Aim of the task>
Return every line of the data below that includes the string "processes".

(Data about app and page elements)
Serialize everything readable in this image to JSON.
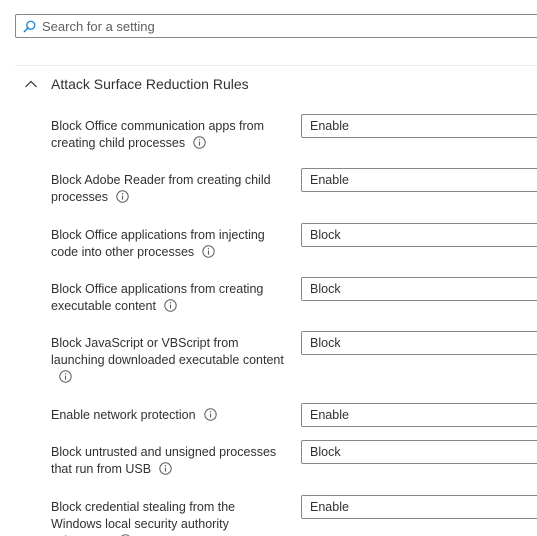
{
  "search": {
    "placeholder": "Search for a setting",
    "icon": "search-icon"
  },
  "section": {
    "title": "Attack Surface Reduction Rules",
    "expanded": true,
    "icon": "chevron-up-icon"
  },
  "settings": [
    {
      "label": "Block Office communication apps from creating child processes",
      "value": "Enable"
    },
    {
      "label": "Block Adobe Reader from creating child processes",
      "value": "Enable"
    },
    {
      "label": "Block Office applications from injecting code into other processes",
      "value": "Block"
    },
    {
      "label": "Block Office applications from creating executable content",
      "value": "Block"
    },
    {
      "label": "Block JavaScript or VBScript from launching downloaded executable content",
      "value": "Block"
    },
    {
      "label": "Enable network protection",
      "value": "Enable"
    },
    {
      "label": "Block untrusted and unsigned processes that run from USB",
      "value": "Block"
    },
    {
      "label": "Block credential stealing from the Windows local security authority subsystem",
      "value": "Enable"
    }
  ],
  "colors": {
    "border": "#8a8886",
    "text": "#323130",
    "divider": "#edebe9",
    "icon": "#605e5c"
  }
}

Output for this task>
      "label": "Block Office communication apps from creating child processes",
      "label": "Block Adobe Reader from creating child processes",
      "label": "Block Office applications from injecting code into other processes",
      "label": "Block untrusted and unsigned processes that run from USB",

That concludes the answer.